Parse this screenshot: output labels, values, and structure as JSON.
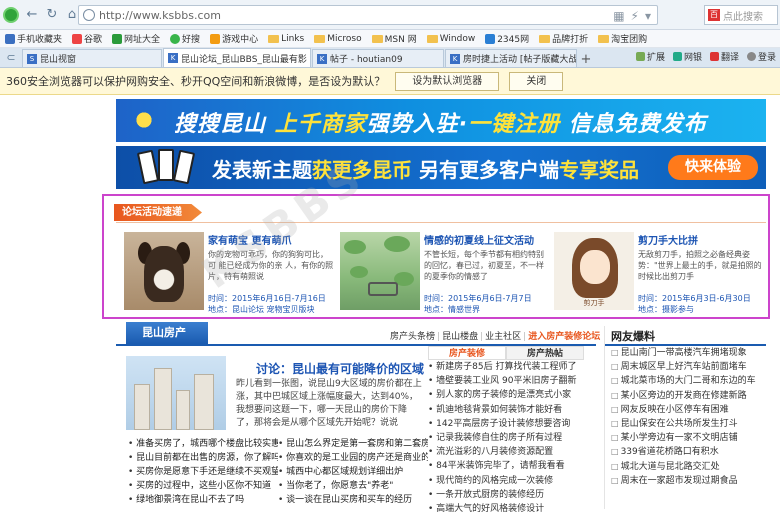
{
  "browser": {
    "url": "http://www.ksbbs.com",
    "search_placeholder": "点此搜索",
    "bookmarks": [
      "手机收藏夹",
      "谷歌",
      "网址大全",
      "好搜",
      "游戏中心",
      "Links",
      "Microso",
      "MSN 网",
      "Window",
      "2345网",
      "品牌打折",
      "淘宝团购"
    ],
    "tabs": [
      {
        "label": "昆山视窗"
      },
      {
        "label": "昆山论坛_昆山BBS_昆山最有影"
      },
      {
        "label": "帖子 - houtian09"
      },
      {
        "label": "房时捷上活动 [帖子版藏大战]"
      }
    ],
    "tab_tools": [
      "扩展",
      "网银",
      "翻译",
      "登录"
    ],
    "notify": {
      "text": "360安全浏览器可以保护网购安全、秒开QQ空间和新浪微博，是否设为默认？",
      "set_default": "设为默认浏览器",
      "close": "关闭"
    }
  },
  "banners": {
    "b1_a": "搜搜昆山",
    "b1_b": "上千商家",
    "b1_c": "强势入驻·",
    "b1_d": "一键注册",
    "b1_e": "信息免费发布",
    "b2_a": "发表新主题",
    "b2_b": "获更多昆币",
    "b2_c": "另有更多客户端",
    "b2_d": "专享奖品",
    "b2_btn": "快来体验"
  },
  "activity": {
    "title": "论坛活动速递",
    "items": [
      {
        "heading": "家有萌宝  更有萌爪",
        "desc": "你的宠物可乖巧，你的狗狗可比，可 能已经成为你的亲 人，有你的照片，特有萌照说",
        "time": "时间：2015年6月16日-7月16日",
        "place": "地点：昆山论坛 宠物宝贝版块"
      },
      {
        "heading": "情感的初夏线上征文活动",
        "desc": "不管长短，每个季节都有相约特别的回忆，春已过，初夏至，不一样的夏季你的情感了",
        "time": "时间：2015年6月6日-7月7日",
        "place": "地点：情感世界"
      },
      {
        "heading": "剪刀手大比拼",
        "desc": "无敌剪刀手，拍照之必备经典姿势：\"世界上最土的手，就是拍照的时候比出剪刀手",
        "time": "时间：2015年6月3日-6月30日",
        "place": "地点：摄影参与",
        "img_caption": "剪刀手"
      }
    ]
  },
  "section": {
    "tab": "昆山房产",
    "links": [
      "房产头条榜",
      "昆山楼盘",
      "业主社区"
    ],
    "highlight": "进入房产装修论坛",
    "news_title": "讨论：昆山最有可能降价的区域",
    "news_desc": "昨儿看到一张图，说昆山9大区域的房价都在上涨，其中巴城区域上涨幅度最大，达到40%，我想要问这题一下，哪一天昆山的房价下降了，那将会是从哪个区域先开始呢？说说",
    "list": [
      [
        "准备买房了，城西哪个楼盘比较实惠",
        "昆山怎么界定是第一套房和第二套房"
      ],
      [
        "昆山目前都在出售的房源，你了解吗",
        "你喜欢的是工业园的房产还是商业的"
      ],
      [
        "买房你是愿意下手还是继续不买观望呢",
        "城西中心都区域规划详细出炉"
      ],
      [
        "买房的过程中，这些小区你不知道",
        "当你老了，你愿意去\"养老\""
      ],
      [
        "绿地御景湾在昆山不去了吗",
        "谈一谈在昆山买房和买车的经历"
      ]
    ],
    "mid_tabs": [
      "房产装修",
      "房产热帖"
    ],
    "mid_list": [
      "新建房子85后 打算找代装工程师了",
      "墙壁要装工业风 90平米旧房子翻新",
      "别人家的房子装修的是漂亮式小家",
      "凯迪地毯背景如何装饰才能好看",
      "142平高层房子设计装修想要咨询",
      "记录我装修自住的房子所有过程",
      "流光溢彩的八月装修资源配置",
      "84平米装饰完毕了，请帮我看看",
      "现代简约的风格完成一次装修",
      "一条开放式厨房的装修经历",
      "高端大气的好风格装修设计"
    ],
    "right_head": "网友爆料",
    "right_list": [
      "昆山南门一带高楼汽车拥堵现象",
      "周末城区早上好汽车站前面堵车",
      "城北菜市场的大门二哥和东边的车",
      "某小区旁边的开发商在修建新路",
      "网友反映在小区停车有困难",
      "昆山保安在公共场所发生打斗",
      "某小学旁边有一家不文明店铺",
      "339省道花桥路口有积水",
      "城北大道与昆北路交汇处",
      "周末在一家超市发现过期食品"
    ]
  }
}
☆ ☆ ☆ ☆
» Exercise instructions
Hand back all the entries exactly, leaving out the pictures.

» Exercise answer
Parse this screenshot: output labels, values, and structure as JSON.
{
  "browser": {
    "url": "http://www.ksbbs.com",
    "search_placeholder": "点此搜索",
    "bookmarks": [
      "手机收藏夹",
      "谷歌",
      "网址大全",
      "好搜",
      "游戏中心",
      "Links",
      "Microso",
      "MSN 网",
      "Window",
      "2345网",
      "品牌打折",
      "淘宝团购"
    ],
    "tabs": [
      {
        "label": "昆山视窗"
      },
      {
        "label": "昆山论坛_昆山BBS_昆山最有影"
      },
      {
        "label": "帖子 - houtian09"
      },
      {
        "label": "房时捷上活动 [帖子版藏大战]"
      }
    ],
    "tab_tools": [
      "扩展",
      "网银",
      "翻译",
      "登录"
    ],
    "notify": {
      "text": "360安全浏览器可以保护网购安全、秒开QQ空间和新浪微博，是否设为默认？",
      "set_default": "设为默认浏览器",
      "close": "关闭"
    }
  },
  "banners": {
    "b1_a": "搜搜昆山",
    "b1_b": "上千商家",
    "b1_c": "强势入驻·",
    "b1_d": "一键注册",
    "b1_e": "信息免费发布",
    "b2_a": "发表新主题",
    "b2_b": "获更多昆币",
    "b2_c": "另有更多客户端",
    "b2_d": "专享奖品",
    "b2_btn": "快来体验"
  },
  "activity": {
    "title": "论坛活动速递",
    "items": [
      {
        "heading": "家有萌宝  更有萌爪",
        "desc": "你的宠物可乖巧，你的狗狗可比，可 能已经成为你的亲 人，有你的照片，特有萌照说",
        "time": "时间：2015年6月16日-7月16日",
        "place": "地点：昆山论坛 宠物宝贝版块"
      },
      {
        "heading": "情感的初夏线上征文活动",
        "desc": "不管长短，每个季节都有相约特别的回忆，春已过，初夏至，不一样的夏季你的情感了",
        "time": "时间：2015年6月6日-7月7日",
        "place": "地点：情感世界"
      },
      {
        "heading": "剪刀手大比拼",
        "desc": "无敌剪刀手，拍照之必备经典姿势：\"世界上最土的手，就是拍照的时候比出剪刀手",
        "time": "时间：2015年6月3日-6月30日",
        "place": "地点：摄影参与",
        "img_caption": "剪刀手"
      }
    ]
  },
  "section": {
    "tab": "昆山房产",
    "links": [
      "房产头条榜",
      "昆山楼盘",
      "业主社区"
    ],
    "highlight": "进入房产装修论坛",
    "news_title": "讨论：昆山最有可能降价的区域",
    "news_desc": "昨儿看到一张图，说昆山9大区域的房价都在上涨，其中巴城区域上涨幅度最大，达到40%，我想要问这题一下，哪一天昆山的房价下降了，那将会是从哪个区域先开始呢？说说",
    "list": [
      [
        "准备买房了，城西哪个楼盘比较实惠",
        "昆山怎么界定是第一套房和第二套房"
      ],
      [
        "昆山目前都在出售的房源，你了解吗",
        "你喜欢的是工业园的房产还是商业的"
      ],
      [
        "买房你是愿意下手还是继续不买观望呢",
        "城西中心都区域规划详细出炉"
      ],
      [
        "买房的过程中，这些小区你不知道",
        "当你老了，你愿意去\"养老\""
      ],
      [
        "绿地御景湾在昆山不去了吗",
        "谈一谈在昆山买房和买车的经历"
      ]
    ],
    "mid_tabs": [
      "房产装修",
      "房产热帖"
    ],
    "mid_list": [
      "新建房子85后 打算找代装工程师了",
      "墙壁要装工业风 90平米旧房子翻新",
      "别人家的房子装修的是漂亮式小家",
      "凯迪地毯背景如何装饰才能好看",
      "142平高层房子设计装修想要咨询",
      "记录我装修自住的房子所有过程",
      "流光溢彩的八月装修资源配置",
      "84平米装饰完毕了，请帮我看看",
      "现代简约的风格完成一次装修",
      "一条开放式厨房的装修经历",
      "高端大气的好风格装修设计"
    ],
    "right_head": "网友爆料",
    "right_list": [
      "昆山南门一带高楼汽车拥堵现象",
      "周末城区早上好汽车站前面堵车",
      "城北菜市场的大门二哥和东边的车",
      "某小区旁边的开发商在修建新路",
      "网友反映在小区停车有困难",
      "昆山保安在公共场所发生打斗",
      "某小学旁边有一家不文明店铺",
      "339省道花桥路口有积水",
      "城北大道与昆北路交汇处",
      "周末在一家超市发现过期食品"
    ]
  }
}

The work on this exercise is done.